She worked for three days with a 100- year-old family dough recipe to perfect what she calls a Crodough – the name Cronut being under US trademark protection.

Made from laminated dough – flattened and folded into countless layers – the Crodough is deep fried and then filled with a choice of custard, raspberry coulis or toffee apple crumble.

“I saw on Twitter that people were asking where they could get a Cronut in London,” she told Agence France Presse, as a queue began to form in the small bakery. “So I played with the dough and by the third day it was exactly how I wanted it.”

Among those eying up the fresh, warm Crodoughs lining the counter was student Abi, 19, who heard about the phenomenon online.

“We decided to hunt them out and they are just so tasty, we had to have them. It’s like a custard explosion, like doughnut and croissant together – what more could you want?” she said.

Rinkoff started off baking just a few Crodoughs as a trial, but now sells about 200 a day.

“I wanted to inject a new trend into the business. I think it’s maybe more of a craze at the moment but I don’t think it’s a fad – I want it to be the next cupcake,” she said.

In London’s fast-moving culinary world, the moreish mash-up has already made its way from back-street bakery to high-rise dining.

At the Duck and Waffle restaurant, located on the 40th floor of the new Heron Tower skyscraper in the City of London, a Dosant has been added to the Sunday brunch menu.

More recognisably a croissant, the Dosant is deep fried, rolled in caster sugar then stuffed with Chantilly lemon custard and sprinkled with chocolate.

For those who can stomach its sickly sweetness, this heart-attack-inducing pastry has the lure of exclusivity.

“There were lots of friends and bloggers and people like that who really wanted to try it but weren’t in New York,” said executive chef Daniel Doherty.

“We do a limited number, first come first serve. It’s through Twitter and Facebook and things like this – it makes people feel in the know and part of something.”

Hybrid treats are also sold at Bea’s of Bloomsbury alongside brightly coloured cupcakes, another US import, made popular by the hit sitcom Sex and the City.

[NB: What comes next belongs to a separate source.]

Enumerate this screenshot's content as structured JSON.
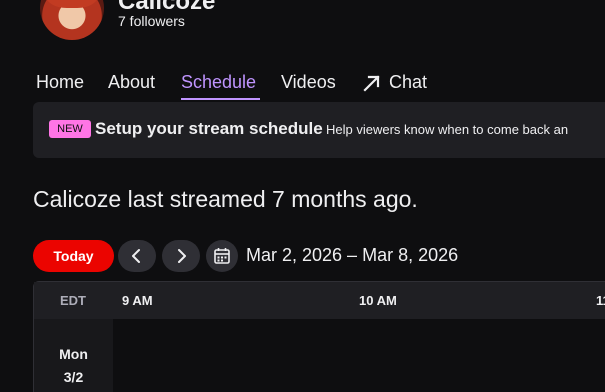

There is the Townie, a tart-slash-brownie, as well as a Duffin, a muffin-cum-doughnut filled with fresh jam, dipped in butter and coated in sugar.

“There are diehard Duffin fans who come in for their fix every morning – and the Townie is more of an afternoon treat,” said Courtney King, manager of the Bea’s tea-room, near St Paul’s Cathedral.

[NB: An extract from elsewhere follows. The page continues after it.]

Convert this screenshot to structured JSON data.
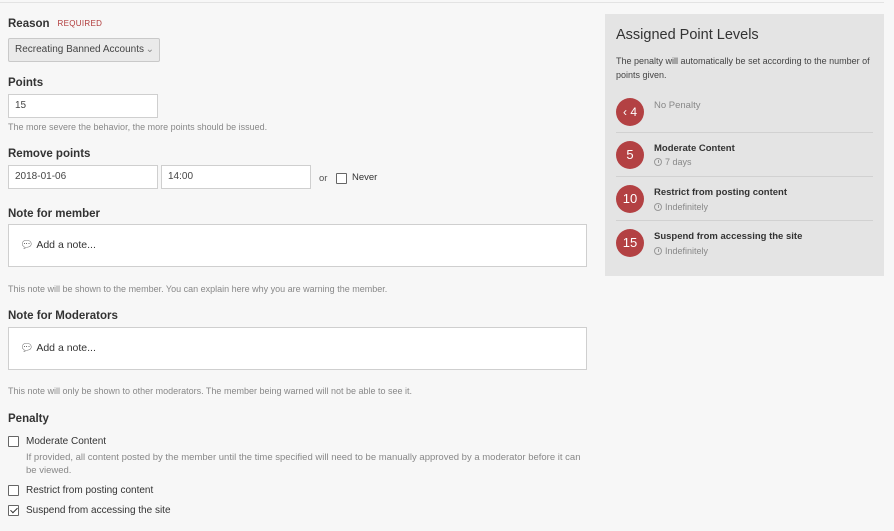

If final confirmation were needed that the hybrid is here to stay in Britain,Starbucks UK has introduced its own Duffin while Greggs, which has 1,600 bakeries across the country, sells a Cronut dubbed … the Greggsnut.

• Sample a cronut in Abu Dhabi at Blossom Sweets on Muroor Road (02 441 2999) and by ordering from Dubai’s Butter Dessert Salon (04 203 8513)